Nord Stream was planned to export 55 billion cubic meters (bcm) of gas (at 27.5 bcm through each line), to Germany as prime consumer and the Netherlands and France as lesser consumers. The first stage is planned to become operational by 2015, made possible by multi-billion Euro credit guarantees from the German government. While French and Dutch participation can be regarded as a supply-diversification measure on the national level (though not on the European), Germany’s participation increases the country’s already high dependence on Russian gas, with the attendant political ramifications.
German and other companies that staked their strategies on Russian gas are now trying to escape the constraints of long-term, oil-indexed, take-or-pay contracts with Gazprom. Such obligations, meanwhile, complicate those companies’ efforts to take advantage of the fast-growing spot markets and LNG availability in Europe.
Shtokman gas was a hypothetical source for the Nord Stream pipeline’s second stage. Officially, Russia has not earmarked any gas resources for Nord Stream’s second stage thus far. German consumers and industry would benefit by its demise.
Unconventional gas extraction (from shale and other “hard gas” formations) in the United States is rapidly transforming the international gas trade. The US overtook Russia in 2009 as the world’s leading producer with 624 bcm (Bloomberg, January 13). Unconventional gas has turned the US from a net consumer into a self-sufficient market in 2009, and potentially into a net exporter through LNG.
As recently as mid-2009, Gazprom was advertising its plans to capture a sizeable US market share through LNG from Shtokman. It must now renounce this goal.

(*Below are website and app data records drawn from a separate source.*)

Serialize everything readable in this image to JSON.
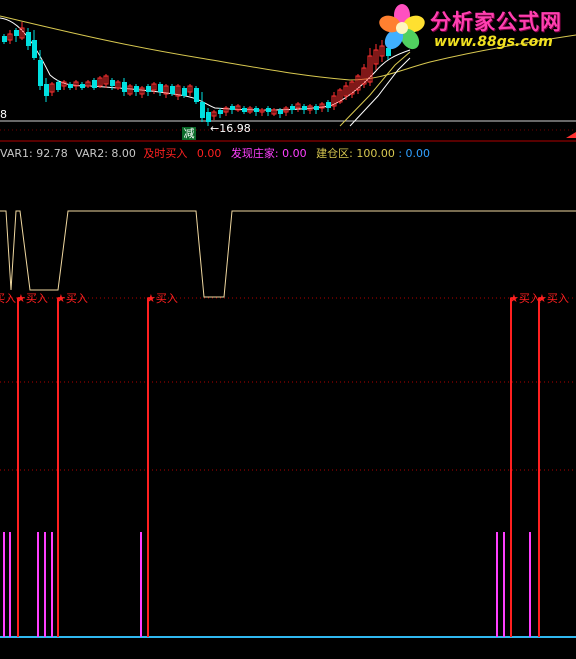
{
  "chart_data": [
    {
      "type": "candlestick",
      "panel": "price",
      "low_label": "16.98",
      "left_scale_label": "8",
      "marker_label": "减",
      "colors": {
        "up": "#ff3030",
        "down": "#00e0e0",
        "ma_long": "#d8c850",
        "ma_short": "#ffffff"
      }
    },
    {
      "type": "line",
      "panel": "indicator",
      "indicators": [
        {
          "name": "VAR1:",
          "value": "92.78",
          "color": "#c8c8c8"
        },
        {
          "name": "VAR2:",
          "value": "8.00",
          "color": "#c8c8c8"
        },
        {
          "name": "及时买入",
          "value": "0.00",
          "color": "#ff2020"
        },
        {
          "name": "发现庄家:",
          "value": "0.00",
          "color": "#ff40ff"
        },
        {
          "name": "建仓区:",
          "value": "100.00",
          "color": "#d8c850",
          "extra": ": 0.00",
          "extra_color": "#30a0ff"
        }
      ],
      "buy_signal_text": "买入",
      "signal_star": "★",
      "colors": {
        "buy": "#ff2020",
        "zhuang": "#ff40ff",
        "jiancang": "#f0d8a0",
        "base": "#30b8f0"
      }
    }
  ],
  "logo": {
    "title": "分析家公式网",
    "url": "www.88gs.com"
  }
}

Along with LNG development, the globalized gas trade is challenging Gazprom’s business model in Europe. That model was predicated upon continental pipelines, market compartmentalization, long-term dependent partners, captive consumers, and (in recent years) the anticipation of gas becoming a scarce commodity in Europe, to be administered by gas-rich Russia for Europeans. Thus, exorbitant production costs or purchase prices were to be paid to Russia for “access” to its gas. The Shtokman project can now be seen as a relic of that period and its disproved assumptions.